◆ **INSTRUCTIONS TO FOLLOW**
Below are the records; count how many of their lines carry "After" and give only the number.

--- --- ---

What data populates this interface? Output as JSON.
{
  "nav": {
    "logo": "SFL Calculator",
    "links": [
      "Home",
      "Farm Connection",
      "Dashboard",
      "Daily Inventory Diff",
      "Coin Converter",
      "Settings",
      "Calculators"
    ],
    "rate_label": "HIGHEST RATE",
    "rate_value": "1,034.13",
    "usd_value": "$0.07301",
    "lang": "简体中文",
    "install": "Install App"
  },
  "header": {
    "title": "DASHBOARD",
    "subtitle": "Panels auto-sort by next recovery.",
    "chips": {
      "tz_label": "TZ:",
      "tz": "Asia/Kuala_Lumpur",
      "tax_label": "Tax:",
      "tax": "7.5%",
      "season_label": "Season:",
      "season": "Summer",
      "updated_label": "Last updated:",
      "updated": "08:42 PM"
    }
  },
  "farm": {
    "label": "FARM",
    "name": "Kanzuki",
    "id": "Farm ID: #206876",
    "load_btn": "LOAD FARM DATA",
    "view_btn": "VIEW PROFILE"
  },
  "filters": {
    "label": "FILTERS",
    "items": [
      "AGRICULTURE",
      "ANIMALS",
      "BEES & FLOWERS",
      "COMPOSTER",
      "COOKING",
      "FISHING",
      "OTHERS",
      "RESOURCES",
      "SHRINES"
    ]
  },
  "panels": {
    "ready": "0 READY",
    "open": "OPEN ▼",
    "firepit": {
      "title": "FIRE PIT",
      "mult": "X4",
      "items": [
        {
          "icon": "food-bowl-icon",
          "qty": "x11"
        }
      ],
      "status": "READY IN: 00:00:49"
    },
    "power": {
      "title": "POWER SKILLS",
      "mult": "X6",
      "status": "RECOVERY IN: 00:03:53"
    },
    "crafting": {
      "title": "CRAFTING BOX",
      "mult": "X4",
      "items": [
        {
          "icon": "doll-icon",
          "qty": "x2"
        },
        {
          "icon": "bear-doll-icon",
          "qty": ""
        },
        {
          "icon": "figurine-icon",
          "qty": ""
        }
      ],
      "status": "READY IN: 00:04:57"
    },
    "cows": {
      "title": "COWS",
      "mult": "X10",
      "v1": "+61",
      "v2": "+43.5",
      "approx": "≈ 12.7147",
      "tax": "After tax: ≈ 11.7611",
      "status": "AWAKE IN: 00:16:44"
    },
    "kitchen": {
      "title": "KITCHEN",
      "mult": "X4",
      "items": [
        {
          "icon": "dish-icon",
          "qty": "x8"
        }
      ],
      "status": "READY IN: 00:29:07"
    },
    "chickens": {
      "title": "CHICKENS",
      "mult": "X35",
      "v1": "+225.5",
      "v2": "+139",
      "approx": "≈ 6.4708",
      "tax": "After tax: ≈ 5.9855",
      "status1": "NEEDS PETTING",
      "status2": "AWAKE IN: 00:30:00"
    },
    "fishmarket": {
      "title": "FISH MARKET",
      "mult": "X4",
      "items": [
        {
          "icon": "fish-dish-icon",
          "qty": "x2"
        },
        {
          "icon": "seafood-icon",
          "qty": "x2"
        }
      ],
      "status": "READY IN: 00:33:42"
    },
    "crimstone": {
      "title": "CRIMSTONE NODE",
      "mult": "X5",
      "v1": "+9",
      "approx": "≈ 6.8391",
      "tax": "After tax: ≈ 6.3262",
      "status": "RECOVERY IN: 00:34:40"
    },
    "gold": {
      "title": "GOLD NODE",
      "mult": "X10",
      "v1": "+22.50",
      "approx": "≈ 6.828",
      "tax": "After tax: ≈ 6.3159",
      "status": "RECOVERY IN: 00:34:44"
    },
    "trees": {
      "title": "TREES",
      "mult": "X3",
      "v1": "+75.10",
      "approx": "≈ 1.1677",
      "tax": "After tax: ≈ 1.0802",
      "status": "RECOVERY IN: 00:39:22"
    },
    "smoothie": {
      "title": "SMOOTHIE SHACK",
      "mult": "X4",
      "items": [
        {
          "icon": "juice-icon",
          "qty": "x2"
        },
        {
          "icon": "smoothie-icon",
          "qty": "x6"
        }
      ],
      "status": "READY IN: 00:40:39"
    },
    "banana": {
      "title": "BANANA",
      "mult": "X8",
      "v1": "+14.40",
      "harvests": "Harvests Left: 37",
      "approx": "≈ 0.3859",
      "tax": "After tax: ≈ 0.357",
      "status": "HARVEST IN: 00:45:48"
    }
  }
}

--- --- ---

◆ **SOLUTION TO THE PROBLEM**
6